Adding sugar water to plants typically harms them or stunts their growth. The roots of most plants are not designed to absorb sugar; plants generally make all the sugar they need through photosynthesis.
Sugar water lowers the osmotic potential of water located in the soil, making water less available to plants. This is because water potential in plants must be lower than the water potential in the soil to allow water to flow from the soil into the plant.

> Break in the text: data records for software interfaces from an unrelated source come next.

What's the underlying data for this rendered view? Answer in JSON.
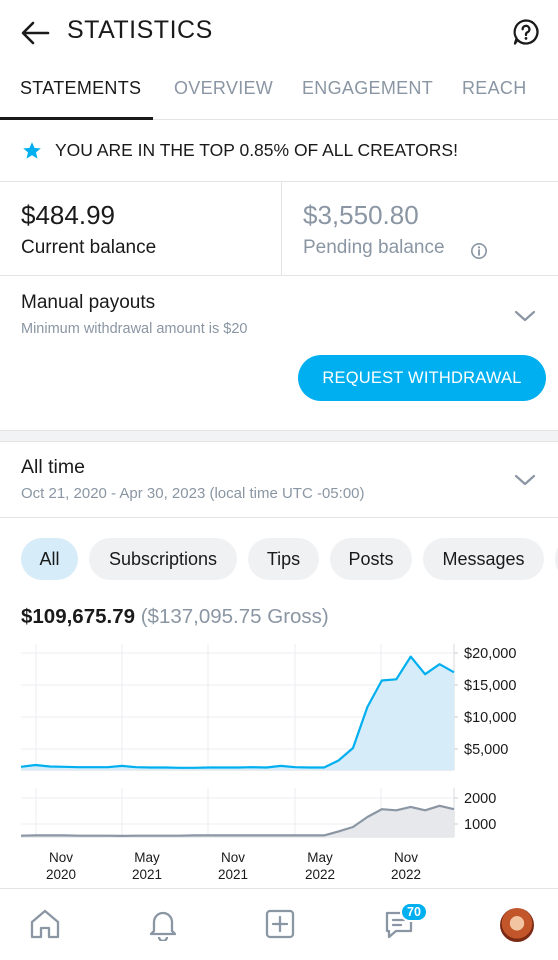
{
  "header": {
    "title": "STATISTICS"
  },
  "tabs": [
    {
      "label": "STATEMENTS",
      "active": true
    },
    {
      "label": "OVERVIEW"
    },
    {
      "label": "ENGAGEMENT"
    },
    {
      "label": "REACH"
    }
  ],
  "banner": {
    "text": "YOU ARE IN THE TOP 0.85% OF ALL CREATORS!"
  },
  "balances": {
    "current": {
      "amount": "$484.99",
      "label": "Current balance"
    },
    "pending": {
      "amount": "$3,550.80",
      "label": "Pending balance"
    }
  },
  "payouts": {
    "title": "Manual payouts",
    "subtitle": "Minimum withdrawal amount is $20",
    "button": "REQUEST WITHDRAWAL"
  },
  "period": {
    "title": "All time",
    "range": "Oct 21, 2020 - Apr 30, 2023 (local time UTC -05:00)"
  },
  "filters": [
    {
      "label": "All",
      "active": true
    },
    {
      "label": "Subscriptions"
    },
    {
      "label": "Tips"
    },
    {
      "label": "Posts"
    },
    {
      "label": "Messages"
    }
  ],
  "totals": {
    "net": "$109,675.79",
    "gross": "($137,095.75 Gross)"
  },
  "chart_data": [
    {
      "type": "area",
      "title": "",
      "x": [
        "Oct 2020",
        "Nov 2020",
        "Dec 2020",
        "Jan 2021",
        "Feb 2021",
        "Mar 2021",
        "Apr 2021",
        "May 2021",
        "Jun 2021",
        "Jul 2021",
        "Aug 2021",
        "Sep 2021",
        "Oct 2021",
        "Nov 2021",
        "Dec 2021",
        "Jan 2022",
        "Feb 2022",
        "Mar 2022",
        "Apr 2022",
        "May 2022",
        "Jun 2022",
        "Jul 2022",
        "Aug 2022",
        "Sep 2022",
        "Oct 2022",
        "Nov 2022",
        "Dec 2022",
        "Jan 2023",
        "Feb 2023",
        "Mar 2023",
        "Apr 2023"
      ],
      "series": [
        {
          "values": [
            500,
            800,
            550,
            500,
            450,
            450,
            450,
            650,
            450,
            400,
            400,
            350,
            350,
            400,
            400,
            400,
            450,
            400,
            650,
            450,
            400,
            400,
            1500,
            3500,
            10000,
            14200,
            14400,
            18000,
            15200,
            16800,
            15500
          ]
        }
      ],
      "x_tick_labels": [
        "Nov\n2020",
        "May\n2021",
        "Nov\n2021",
        "May\n2022",
        "Nov\n2022"
      ],
      "y_tick_labels": [
        "$20,000",
        "$15,000",
        "$10,000",
        "$5,000"
      ],
      "ylim": [
        0,
        20000
      ],
      "color": "#00aff0",
      "fill": "#d6ecf8",
      "grid": true
    },
    {
      "type": "area",
      "title": "",
      "x": [
        "Oct 2020",
        "Nov 2020",
        "Dec 2020",
        "Jan 2021",
        "Feb 2021",
        "Mar 2021",
        "Apr 2021",
        "May 2021",
        "Jun 2021",
        "Jul 2021",
        "Aug 2021",
        "Sep 2021",
        "Oct 2021",
        "Nov 2021",
        "Dec 2021",
        "Jan 2022",
        "Feb 2022",
        "Mar 2022",
        "Apr 2022",
        "May 2022",
        "Jun 2022",
        "Jul 2022",
        "Aug 2022",
        "Sep 2022",
        "Oct 2022",
        "Nov 2022",
        "Dec 2022",
        "Jan 2023",
        "Feb 2023",
        "Mar 2023",
        "Apr 2023"
      ],
      "series": [
        {
          "values": [
            60,
            70,
            70,
            70,
            60,
            60,
            60,
            50,
            60,
            60,
            60,
            60,
            70,
            70,
            70,
            70,
            70,
            70,
            70,
            70,
            70,
            70,
            250,
            450,
            900,
            1250,
            1200,
            1350,
            1200,
            1400,
            1250
          ]
        }
      ],
      "y_tick_labels": [
        "2000",
        "1000"
      ],
      "ylim": [
        0,
        2200
      ],
      "color": "#8a96a3",
      "fill": "#e6e8eb",
      "grid": true
    }
  ],
  "nav": {
    "badge": "70"
  },
  "colors": {
    "accent": "#00aff0",
    "muted": "#8a96a3",
    "divider": "#e2e4e6"
  },
  "icons": [
    "back-arrow-icon",
    "help-icon",
    "star-icon",
    "info-icon",
    "chevron-down-icon",
    "home-icon",
    "bell-icon",
    "plus-square-icon",
    "messages-icon"
  ]
}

In some cases, sugar water can help plants grow, although excessive amounts are harmful. Plants growing hydroponically or in petri dishes need sugar as a carbon source to help them sprout. This is especially true for young plants and tissue plant clones that can't effectively produce sugar through photosynthesis.